Something has lit up the Cigar Galaxy, astronomers report, and it looks like an exploding star. The increasing brilliance of the supernova has thrilled the stargazing community, potentially becoming a viewing target within reach of binoculars in the next few days.
The brightening supernova appears nestled within the neighboring, edge-on spiral galaxy, Messier 82 (M82), also known as the Cigar Galaxy, which hangs just above the bowl of the Big Dipper. Located about 12 million light-years from Earth, this giant island of stars is a favorite deep-sky target for sky-watchers, viewable with either binoculars or backyard telescopes.
On Tuesday, January 21, students from the urban campus of the University of London Observatory were the first to make the discovery. They noticed a new star, dubbed supernova (SN) 2014J, on an image snapped during a 10-minute viewing session with the school’s 14-inch (35-cm) Celestron telescope.
According to the student discoverers, the whole experience was surreal and caught them off guard.
“One minute we’re eating pizza, then five minutes later we’ve helped to discover a supernova.
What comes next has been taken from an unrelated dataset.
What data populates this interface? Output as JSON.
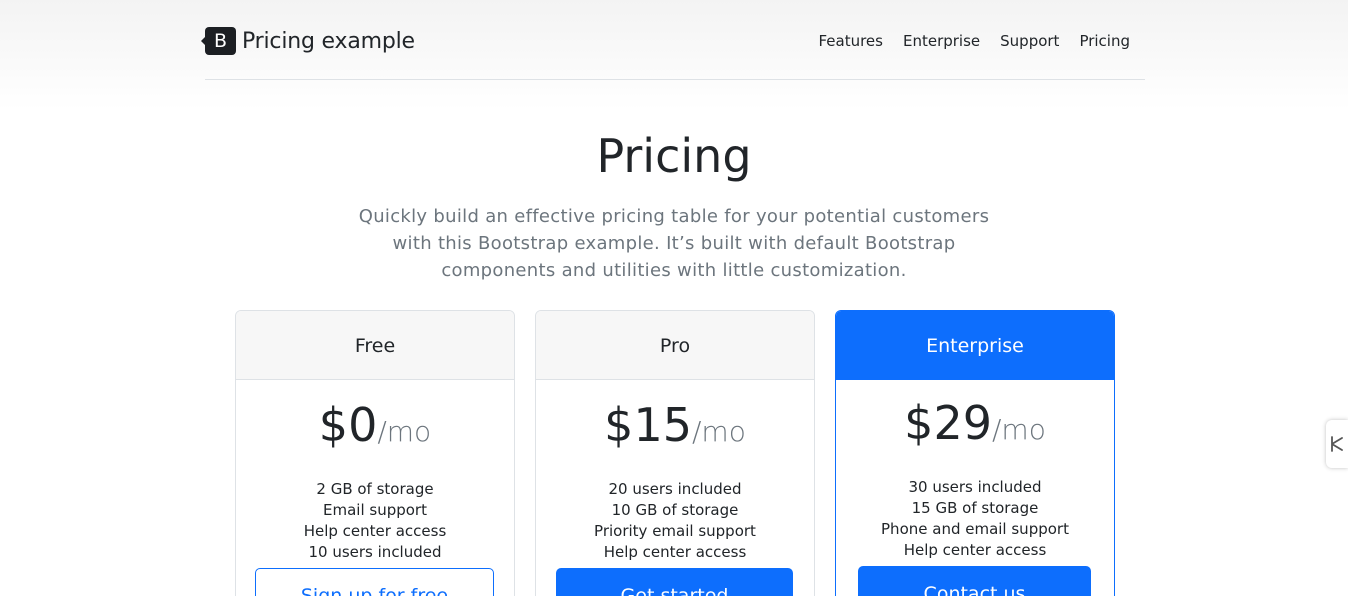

I couldn’t believe it. It reminds me why I got interested in astronomy in the first place,” said Tom Wright in a statement.
“The chances of finding anything new in the sky is astronomical, but this was particularly astounding as it was one of the first images we had taken on this telescope,” added Ben Cooke.
Spectroscopy reveals it to be a type 1a supernova, which occurs when a white dwarf star continuously draws matter in from a companion star until a tipping point is reached and a runaway nuclear reaction ignites. The explosion brightens quickly. Although many such supernovae are discovered annually, they tend to be much farther away than the Cigar Galaxy.
But now, having discovered this supernova so soon after it detonated, and so close to Earth, the worldwide astronomy community has responded with tremendous activity. Many astronomers are rushing to observe it with the largest telescopes. (Of course, with the supernova and its host galaxy some 12 million light-years away, the actual event took place 12 million years ago and we are only just now seeing its light.)
By catching the explosion so early, astronomers are enjoying a rare opportunity to observe the physical details of a type 1a supernova, which is a variety used as a standard distance marker in studies of the increasing expansion of the universe.
For backyard sky-watchers, SN 2014J also represents an exciting chance to see one of nature’s most violent events unfold before our eyes. At the time of its official discovery it was shining at 11.7 magnitude, and as of January 23 it is at about 11th magnitude (as the magnitude number drops, the star becomes brighter), putting it well within range of small and common telescopes with 6-inch-diameter mirrors.
New reports say that there may have been prediscovery observations that showed the supernova brightening from magnitude 13.9 on the 16th to 12.2 on the 19th. Light curves from similar types of stellar explosions indicate that it may not have plateaued just yet and that it could continue to brighten for the next two weeks, perhaps to magnitude 8, which would put it within the range of binocular viewers.
It is also conveniently located in the early northeastern evening sky for folks in the Northern Hemisphere. To track down SN 2014J, first locate its host galaxy M82, just above the bowl of the Big Dipper (coordinates are right ascension 9h 55m 42.2s, declination +69° 40′ 26″). The supernova itself is just to the side of the galaxy’s bright central core, about 58 arc-seconds southwest. Here’s a more detailed star-finder chart from the American Association of Variable Star Observers (AAVSO).
Check out the growing online gallery of images of the M82 supernova taken by backyard astronomers.
Stay tuned for updates…